THE PROBLEM |
Every entry below is to be retyped exactly as it stands.

RECORDS FOR THIS EXERCISE |
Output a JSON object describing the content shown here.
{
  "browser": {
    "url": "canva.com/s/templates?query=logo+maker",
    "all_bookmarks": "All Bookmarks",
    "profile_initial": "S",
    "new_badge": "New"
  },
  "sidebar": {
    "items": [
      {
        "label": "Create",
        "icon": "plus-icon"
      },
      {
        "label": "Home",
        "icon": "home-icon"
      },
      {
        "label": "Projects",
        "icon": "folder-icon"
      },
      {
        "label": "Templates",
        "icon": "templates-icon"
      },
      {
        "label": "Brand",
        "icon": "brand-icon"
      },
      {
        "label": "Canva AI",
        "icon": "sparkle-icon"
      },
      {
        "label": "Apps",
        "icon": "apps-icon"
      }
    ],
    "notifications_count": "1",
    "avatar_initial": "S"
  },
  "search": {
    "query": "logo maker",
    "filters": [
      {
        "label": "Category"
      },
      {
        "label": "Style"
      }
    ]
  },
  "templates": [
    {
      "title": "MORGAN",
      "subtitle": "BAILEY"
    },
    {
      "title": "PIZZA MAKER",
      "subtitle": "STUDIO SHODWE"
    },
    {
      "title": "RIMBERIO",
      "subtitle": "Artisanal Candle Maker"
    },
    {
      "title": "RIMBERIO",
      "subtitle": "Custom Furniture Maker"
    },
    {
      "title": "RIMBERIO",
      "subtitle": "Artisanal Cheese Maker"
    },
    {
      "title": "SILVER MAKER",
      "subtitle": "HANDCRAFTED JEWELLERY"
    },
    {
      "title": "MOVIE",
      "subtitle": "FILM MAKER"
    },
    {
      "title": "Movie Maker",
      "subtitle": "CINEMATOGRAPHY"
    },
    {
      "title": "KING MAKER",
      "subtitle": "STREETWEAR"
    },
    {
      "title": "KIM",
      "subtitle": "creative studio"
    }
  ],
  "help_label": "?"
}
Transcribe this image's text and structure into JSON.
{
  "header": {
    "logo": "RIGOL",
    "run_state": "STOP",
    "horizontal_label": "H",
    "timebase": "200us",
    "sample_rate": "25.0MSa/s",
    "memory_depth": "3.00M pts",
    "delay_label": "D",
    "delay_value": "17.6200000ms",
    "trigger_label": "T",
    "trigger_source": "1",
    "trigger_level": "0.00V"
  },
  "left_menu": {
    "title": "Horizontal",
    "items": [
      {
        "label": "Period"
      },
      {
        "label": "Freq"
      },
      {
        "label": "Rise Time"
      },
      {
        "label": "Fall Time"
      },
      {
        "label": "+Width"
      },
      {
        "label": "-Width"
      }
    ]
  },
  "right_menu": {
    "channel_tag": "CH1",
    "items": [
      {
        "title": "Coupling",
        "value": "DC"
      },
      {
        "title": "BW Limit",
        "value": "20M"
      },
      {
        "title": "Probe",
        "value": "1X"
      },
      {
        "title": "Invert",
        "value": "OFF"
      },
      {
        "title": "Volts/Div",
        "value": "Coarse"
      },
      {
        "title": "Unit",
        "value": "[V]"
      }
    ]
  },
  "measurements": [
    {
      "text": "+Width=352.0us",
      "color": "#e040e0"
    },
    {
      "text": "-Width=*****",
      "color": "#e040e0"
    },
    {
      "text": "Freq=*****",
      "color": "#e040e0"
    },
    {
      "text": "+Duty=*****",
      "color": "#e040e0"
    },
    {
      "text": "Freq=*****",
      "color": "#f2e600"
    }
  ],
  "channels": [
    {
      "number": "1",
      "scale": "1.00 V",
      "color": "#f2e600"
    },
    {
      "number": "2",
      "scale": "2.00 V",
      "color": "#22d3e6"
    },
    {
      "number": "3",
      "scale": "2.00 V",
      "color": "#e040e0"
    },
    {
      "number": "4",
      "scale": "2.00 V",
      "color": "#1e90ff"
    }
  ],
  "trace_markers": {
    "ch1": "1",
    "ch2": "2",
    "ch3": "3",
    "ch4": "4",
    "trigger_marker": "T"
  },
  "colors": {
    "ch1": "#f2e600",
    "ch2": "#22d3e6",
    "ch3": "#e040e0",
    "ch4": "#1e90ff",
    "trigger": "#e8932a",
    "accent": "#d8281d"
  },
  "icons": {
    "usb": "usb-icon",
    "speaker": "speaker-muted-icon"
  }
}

RESULT |
Output a JSON object describing the content shown here.
{
  "browser": {
    "url": "canva.com/s/templates?query=logo+maker",
    "all_bookmarks": "All Bookmarks",
    "profile_initial": "S",
    "new_badge": "New"
  },
  "sidebar": {
    "items": [
      {
        "label": "Create",
        "icon": "plus-icon"
      },
      {
        "label": "Home",
        "icon": "home-icon"
      },
      {
        "label": "Projects",
        "icon": "folder-icon"
      },
      {
        "label": "Templates",
        "icon": "templates-icon"
      },
      {
        "label": "Brand",
        "icon": "brand-icon"
      },
      {
        "label": "Canva AI",
        "icon": "sparkle-icon"
      },
      {
        "label": "Apps",
        "icon": "apps-icon"
      }
    ],
    "notifications_count": "1",
    "avatar_initial": "S"
  },
  "search": {
    "query": "logo maker",
    "filters": [
      {
        "label": "Category"
      },
      {
        "label": "Style"
      }
    ]
  },
  "templates": [
    {
      "title": "MORGAN",
      "subtitle": "BAILEY"
    },
    {
      "title": "PIZZA MAKER",
      "subtitle": "STUDIO SHODWE"
    },
    {
      "title": "RIMBERIO",
      "subtitle": "Artisanal Candle Maker"
    },
    {
      "title": "RIMBERIO",
      "subtitle": "Custom Furniture Maker"
    },
    {
      "title": "RIMBERIO",
      "subtitle": "Artisanal Cheese Maker"
    },
    {
      "title": "SILVER MAKER",
      "subtitle": "HANDCRAFTED JEWELLERY"
    },
    {
      "title": "MOVIE",
      "subtitle": "FILM MAKER"
    },
    {
      "title": "Movie Maker",
      "subtitle": "CINEMATOGRAPHY"
    },
    {
      "title": "KING MAKER",
      "subtitle": "STREETWEAR"
    },
    {
      "title": "KIM",
      "subtitle": "creative studio"
    }
  ],
  "help_label": "?"
}
Transcribe this image's text and structure into JSON.
{
  "header": {
    "logo": "RIGOL",
    "run_state": "STOP",
    "horizontal_label": "H",
    "timebase": "200us",
    "sample_rate": "25.0MSa/s",
    "memory_depth": "3.00M pts",
    "delay_label": "D",
    "delay_value": "17.6200000ms",
    "trigger_label": "T",
    "trigger_source": "1",
    "trigger_level": "0.00V"
  },
  "left_menu": {
    "title": "Horizontal",
    "items": [
      {
        "label": "Period"
      },
      {
        "label": "Freq"
      },
      {
        "label": "Rise Time"
      },
      {
        "label": "Fall Time"
      },
      {
        "label": "+Width"
      },
      {
        "label": "-Width"
      }
    ]
  },
  "right_menu": {
    "channel_tag": "CH1",
    "items": [
      {
        "title": "Coupling",
        "value": "DC"
      },
      {
        "title": "BW Limit",
        "value": "20M"
      },
      {
        "title": "Probe",
        "value": "1X"
      },
      {
        "title": "Invert",
        "value": "OFF"
      },
      {
        "title": "Volts/Div",
        "value": "Coarse"
      },
      {
        "title": "Unit",
        "value": "[V]"
      }
    ]
  },
  "measurements": [
    {
      "text": "+Width=352.0us",
      "color": "#e040e0"
    },
    {
      "text": "-Width=*****",
      "color": "#e040e0"
    },
    {
      "text": "Freq=*****",
      "color": "#e040e0"
    },
    {
      "text": "+Duty=*****",
      "color": "#e040e0"
    },
    {
      "text": "Freq=*****",
      "color": "#f2e600"
    }
  ],
  "channels": [
    {
      "number": "1",
      "scale": "1.00 V",
      "color": "#f2e600"
    },
    {
      "number": "2",
      "scale": "2.00 V",
      "color": "#22d3e6"
    },
    {
      "number": "3",
      "scale": "2.00 V",
      "color": "#e040e0"
    },
    {
      "number": "4",
      "scale": "2.00 V",
      "color": "#1e90ff"
    }
  ],
  "trace_markers": {
    "ch1": "1",
    "ch2": "2",
    "ch3": "3",
    "ch4": "4",
    "trigger_marker": "T"
  },
  "colors": {
    "ch1": "#f2e600",
    "ch2": "#22d3e6",
    "ch3": "#e040e0",
    "ch4": "#1e90ff",
    "trigger": "#e8932a",
    "accent": "#d8281d"
  },
  "icons": {
    "usb": "usb-icon",
    "speaker": "speaker-muted-icon"
  }
}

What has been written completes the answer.